◆ Work to be completed: Set the entries down once more, exactly as they are worded.

(Dataset extract)

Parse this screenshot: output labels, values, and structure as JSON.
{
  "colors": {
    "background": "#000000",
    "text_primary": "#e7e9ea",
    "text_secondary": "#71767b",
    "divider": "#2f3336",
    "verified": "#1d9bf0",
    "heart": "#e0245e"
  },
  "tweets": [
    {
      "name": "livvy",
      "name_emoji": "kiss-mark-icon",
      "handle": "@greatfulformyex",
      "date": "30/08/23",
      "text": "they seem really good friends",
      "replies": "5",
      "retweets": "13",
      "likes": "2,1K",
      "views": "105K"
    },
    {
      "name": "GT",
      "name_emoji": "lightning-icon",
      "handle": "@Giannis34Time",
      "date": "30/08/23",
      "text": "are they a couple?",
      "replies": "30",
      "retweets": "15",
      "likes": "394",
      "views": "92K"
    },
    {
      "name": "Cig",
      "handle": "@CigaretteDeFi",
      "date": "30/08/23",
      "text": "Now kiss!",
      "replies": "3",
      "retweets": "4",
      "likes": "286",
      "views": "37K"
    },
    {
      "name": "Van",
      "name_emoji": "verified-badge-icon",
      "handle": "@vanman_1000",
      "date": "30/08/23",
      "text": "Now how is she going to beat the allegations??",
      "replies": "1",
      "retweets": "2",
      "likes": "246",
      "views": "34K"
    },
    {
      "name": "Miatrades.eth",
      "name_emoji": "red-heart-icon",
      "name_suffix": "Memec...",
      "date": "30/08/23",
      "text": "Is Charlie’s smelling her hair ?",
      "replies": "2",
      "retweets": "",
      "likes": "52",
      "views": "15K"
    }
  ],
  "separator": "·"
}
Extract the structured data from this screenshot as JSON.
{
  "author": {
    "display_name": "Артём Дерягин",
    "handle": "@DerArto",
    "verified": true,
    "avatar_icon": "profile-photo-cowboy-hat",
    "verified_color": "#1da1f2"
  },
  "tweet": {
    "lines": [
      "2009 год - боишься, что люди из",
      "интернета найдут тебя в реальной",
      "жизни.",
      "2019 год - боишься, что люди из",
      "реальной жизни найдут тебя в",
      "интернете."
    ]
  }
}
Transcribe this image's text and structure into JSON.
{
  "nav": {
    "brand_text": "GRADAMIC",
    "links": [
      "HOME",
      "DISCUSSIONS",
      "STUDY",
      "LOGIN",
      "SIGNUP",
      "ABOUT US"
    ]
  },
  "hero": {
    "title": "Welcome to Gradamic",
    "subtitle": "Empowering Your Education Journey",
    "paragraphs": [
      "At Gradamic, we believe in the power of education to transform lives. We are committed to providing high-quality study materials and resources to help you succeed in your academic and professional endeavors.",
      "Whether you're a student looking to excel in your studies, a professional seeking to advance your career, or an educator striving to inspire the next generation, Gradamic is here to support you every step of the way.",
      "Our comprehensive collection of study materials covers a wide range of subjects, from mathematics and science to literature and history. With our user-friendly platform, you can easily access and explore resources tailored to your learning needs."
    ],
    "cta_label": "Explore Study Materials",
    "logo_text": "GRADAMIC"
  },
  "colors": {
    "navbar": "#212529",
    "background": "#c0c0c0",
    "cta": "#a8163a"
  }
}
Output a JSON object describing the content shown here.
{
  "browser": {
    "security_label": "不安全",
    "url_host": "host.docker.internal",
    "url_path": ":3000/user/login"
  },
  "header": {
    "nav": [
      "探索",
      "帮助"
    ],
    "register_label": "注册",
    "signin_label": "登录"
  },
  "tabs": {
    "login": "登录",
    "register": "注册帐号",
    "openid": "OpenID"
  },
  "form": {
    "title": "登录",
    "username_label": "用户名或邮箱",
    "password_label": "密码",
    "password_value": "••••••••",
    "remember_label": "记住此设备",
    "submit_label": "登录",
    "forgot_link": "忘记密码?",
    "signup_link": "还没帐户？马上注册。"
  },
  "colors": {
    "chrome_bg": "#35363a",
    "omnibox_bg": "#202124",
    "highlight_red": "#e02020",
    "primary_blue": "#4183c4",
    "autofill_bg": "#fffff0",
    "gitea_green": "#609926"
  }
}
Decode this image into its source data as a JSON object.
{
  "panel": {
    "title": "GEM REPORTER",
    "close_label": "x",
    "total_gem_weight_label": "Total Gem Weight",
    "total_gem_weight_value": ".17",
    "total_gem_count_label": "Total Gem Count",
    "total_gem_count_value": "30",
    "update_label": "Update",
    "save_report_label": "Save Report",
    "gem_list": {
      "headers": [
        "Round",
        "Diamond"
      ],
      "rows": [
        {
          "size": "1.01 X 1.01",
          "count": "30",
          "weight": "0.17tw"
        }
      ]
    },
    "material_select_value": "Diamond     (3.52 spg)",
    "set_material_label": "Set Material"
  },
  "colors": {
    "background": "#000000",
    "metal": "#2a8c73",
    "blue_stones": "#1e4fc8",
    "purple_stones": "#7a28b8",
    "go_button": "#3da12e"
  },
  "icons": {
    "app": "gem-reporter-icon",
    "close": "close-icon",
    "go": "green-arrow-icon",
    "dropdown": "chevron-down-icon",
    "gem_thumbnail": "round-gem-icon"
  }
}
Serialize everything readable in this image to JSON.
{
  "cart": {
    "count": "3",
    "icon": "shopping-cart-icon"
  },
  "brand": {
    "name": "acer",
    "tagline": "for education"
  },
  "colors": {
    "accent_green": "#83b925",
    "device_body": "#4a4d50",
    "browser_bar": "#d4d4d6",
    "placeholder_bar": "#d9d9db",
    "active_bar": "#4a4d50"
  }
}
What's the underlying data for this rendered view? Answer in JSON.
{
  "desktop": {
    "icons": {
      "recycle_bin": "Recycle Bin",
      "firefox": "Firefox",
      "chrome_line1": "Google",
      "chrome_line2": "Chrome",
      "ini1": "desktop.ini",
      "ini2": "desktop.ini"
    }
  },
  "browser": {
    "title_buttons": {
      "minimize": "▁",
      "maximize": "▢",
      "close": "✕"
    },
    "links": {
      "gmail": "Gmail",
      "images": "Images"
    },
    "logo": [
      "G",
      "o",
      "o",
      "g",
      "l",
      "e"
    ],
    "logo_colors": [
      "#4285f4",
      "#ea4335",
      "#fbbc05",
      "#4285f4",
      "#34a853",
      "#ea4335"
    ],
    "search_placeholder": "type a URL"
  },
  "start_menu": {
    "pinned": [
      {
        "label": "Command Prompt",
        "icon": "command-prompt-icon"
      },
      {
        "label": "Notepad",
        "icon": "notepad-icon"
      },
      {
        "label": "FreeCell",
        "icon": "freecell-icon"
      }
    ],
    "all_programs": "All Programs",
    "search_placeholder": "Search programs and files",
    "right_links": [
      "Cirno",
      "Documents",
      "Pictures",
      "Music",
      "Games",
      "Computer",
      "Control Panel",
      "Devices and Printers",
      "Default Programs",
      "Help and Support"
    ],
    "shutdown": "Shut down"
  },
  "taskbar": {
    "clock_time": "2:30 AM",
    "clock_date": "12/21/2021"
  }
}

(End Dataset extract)

◆ Task solution:
Parse this screenshot: output labels, values, and structure as JSON.
{
  "colors": {
    "background": "#000000",
    "text_primary": "#e7e9ea",
    "text_secondary": "#71767b",
    "divider": "#2f3336",
    "verified": "#1d9bf0",
    "heart": "#e0245e"
  },
  "tweets": [
    {
      "name": "livvy",
      "name_emoji": "kiss-mark-icon",
      "handle": "@greatfulformyex",
      "date": "30/08/23",
      "text": "they seem really good friends",
      "replies": "5",
      "retweets": "13",
      "likes": "2,1K",
      "views": "105K"
    },
    {
      "name": "GT",
      "name_emoji": "lightning-icon",
      "handle": "@Giannis34Time",
      "date": "30/08/23",
      "text": "are they a couple?",
      "replies": "30",
      "retweets": "15",
      "likes": "394",
      "views": "92K"
    },
    {
      "name": "Cig",
      "handle": "@CigaretteDeFi",
      "date": "30/08/23",
      "text": "Now kiss!",
      "replies": "3",
      "retweets": "4",
      "likes": "286",
      "views": "37K"
    },
    {
      "name": "Van",
      "name_emoji": "verified-badge-icon",
      "handle": "@vanman_1000",
      "date": "30/08/23",
      "text": "Now how is she going to beat the allegations??",
      "replies": "1",
      "retweets": "2",
      "likes": "246",
      "views": "34K"
    },
    {
      "name": "Miatrades.eth",
      "name_emoji": "red-heart-icon",
      "name_suffix": "Memec...",
      "date": "30/08/23",
      "text": "Is Charlie’s smelling her hair ?",
      "replies": "2",
      "retweets": "",
      "likes": "52",
      "views": "15K"
    }
  ],
  "separator": "·"
}
Extract the structured data from this screenshot as JSON.
{
  "author": {
    "display_name": "Артём Дерягин",
    "handle": "@DerArto",
    "verified": true,
    "avatar_icon": "profile-photo-cowboy-hat",
    "verified_color": "#1da1f2"
  },
  "tweet": {
    "lines": [
      "2009 год - боишься, что люди из",
      "интернета найдут тебя в реальной",
      "жизни.",
      "2019 год - боишься, что люди из",
      "реальной жизни найдут тебя в",
      "интернете."
    ]
  }
}
Transcribe this image's text and structure into JSON.
{
  "nav": {
    "brand_text": "GRADAMIC",
    "links": [
      "HOME",
      "DISCUSSIONS",
      "STUDY",
      "LOGIN",
      "SIGNUP",
      "ABOUT US"
    ]
  },
  "hero": {
    "title": "Welcome to Gradamic",
    "subtitle": "Empowering Your Education Journey",
    "paragraphs": [
      "At Gradamic, we believe in the power of education to transform lives. We are committed to providing high-quality study materials and resources to help you succeed in your academic and professional endeavors.",
      "Whether you're a student looking to excel in your studies, a professional seeking to advance your career, or an educator striving to inspire the next generation, Gradamic is here to support you every step of the way.",
      "Our comprehensive collection of study materials covers a wide range of subjects, from mathematics and science to literature and history. With our user-friendly platform, you can easily access and explore resources tailored to your learning needs."
    ],
    "cta_label": "Explore Study Materials",
    "logo_text": "GRADAMIC"
  },
  "colors": {
    "navbar": "#212529",
    "background": "#c0c0c0",
    "cta": "#a8163a"
  }
}
Output a JSON object describing the content shown here.
{
  "browser": {
    "security_label": "不安全",
    "url_host": "host.docker.internal",
    "url_path": ":3000/user/login"
  },
  "header": {
    "nav": [
      "探索",
      "帮助"
    ],
    "register_label": "注册",
    "signin_label": "登录"
  },
  "tabs": {
    "login": "登录",
    "register": "注册帐号",
    "openid": "OpenID"
  },
  "form": {
    "title": "登录",
    "username_label": "用户名或邮箱",
    "password_label": "密码",
    "password_value": "••••••••",
    "remember_label": "记住此设备",
    "submit_label": "登录",
    "forgot_link": "忘记密码?",
    "signup_link": "还没帐户？马上注册。"
  },
  "colors": {
    "chrome_bg": "#35363a",
    "omnibox_bg": "#202124",
    "highlight_red": "#e02020",
    "primary_blue": "#4183c4",
    "autofill_bg": "#fffff0",
    "gitea_green": "#609926"
  }
}
Decode this image into its source data as a JSON object.
{
  "panel": {
    "title": "GEM REPORTER",
    "close_label": "x",
    "total_gem_weight_label": "Total Gem Weight",
    "total_gem_weight_value": ".17",
    "total_gem_count_label": "Total Gem Count",
    "total_gem_count_value": "30",
    "update_label": "Update",
    "save_report_label": "Save Report",
    "gem_list": {
      "headers": [
        "Round",
        "Diamond"
      ],
      "rows": [
        {
          "size": "1.01 X 1.01",
          "count": "30",
          "weight": "0.17tw"
        }
      ]
    },
    "material_select_value": "Diamond     (3.52 spg)",
    "set_material_label": "Set Material"
  },
  "colors": {
    "background": "#000000",
    "metal": "#2a8c73",
    "blue_stones": "#1e4fc8",
    "purple_stones": "#7a28b8",
    "go_button": "#3da12e"
  },
  "icons": {
    "app": "gem-reporter-icon",
    "close": "close-icon",
    "go": "green-arrow-icon",
    "dropdown": "chevron-down-icon",
    "gem_thumbnail": "round-gem-icon"
  }
}
Serialize everything readable in this image to JSON.
{
  "cart": {
    "count": "3",
    "icon": "shopping-cart-icon"
  },
  "brand": {
    "name": "acer",
    "tagline": "for education"
  },
  "colors": {
    "accent_green": "#83b925",
    "device_body": "#4a4d50",
    "browser_bar": "#d4d4d6",
    "placeholder_bar": "#d9d9db",
    "active_bar": "#4a4d50"
  }
}
What's the underlying data for this rendered view? Answer in JSON.
{
  "desktop": {
    "icons": {
      "recycle_bin": "Recycle Bin",
      "firefox": "Firefox",
      "chrome_line1": "Google",
      "chrome_line2": "Chrome",
      "ini1": "desktop.ini",
      "ini2": "desktop.ini"
    }
  },
  "browser": {
    "title_buttons": {
      "minimize": "▁",
      "maximize": "▢",
      "close": "✕"
    },
    "links": {
      "gmail": "Gmail",
      "images": "Images"
    },
    "logo": [
      "G",
      "o",
      "o",
      "g",
      "l",
      "e"
    ],
    "logo_colors": [
      "#4285f4",
      "#ea4335",
      "#fbbc05",
      "#4285f4",
      "#34a853",
      "#ea4335"
    ],
    "search_placeholder": "type a URL"
  },
  "start_menu": {
    "pinned": [
      {
        "label": "Command Prompt",
        "icon": "command-prompt-icon"
      },
      {
        "label": "Notepad",
        "icon": "notepad-icon"
      },
      {
        "label": "FreeCell",
        "icon": "freecell-icon"
      }
    ],
    "all_programs": "All Programs",
    "search_placeholder": "Search programs and files",
    "right_links": [
      "Cirno",
      "Documents",
      "Pictures",
      "Music",
      "Games",
      "Computer",
      "Control Panel",
      "Devices and Printers",
      "Default Programs",
      "Help and Support"
    ],
    "shutdown": "Shut down"
  },
  "taskbar": {
    "clock_time": "2:30 AM",
    "clock_date": "12/21/2021"
  }
}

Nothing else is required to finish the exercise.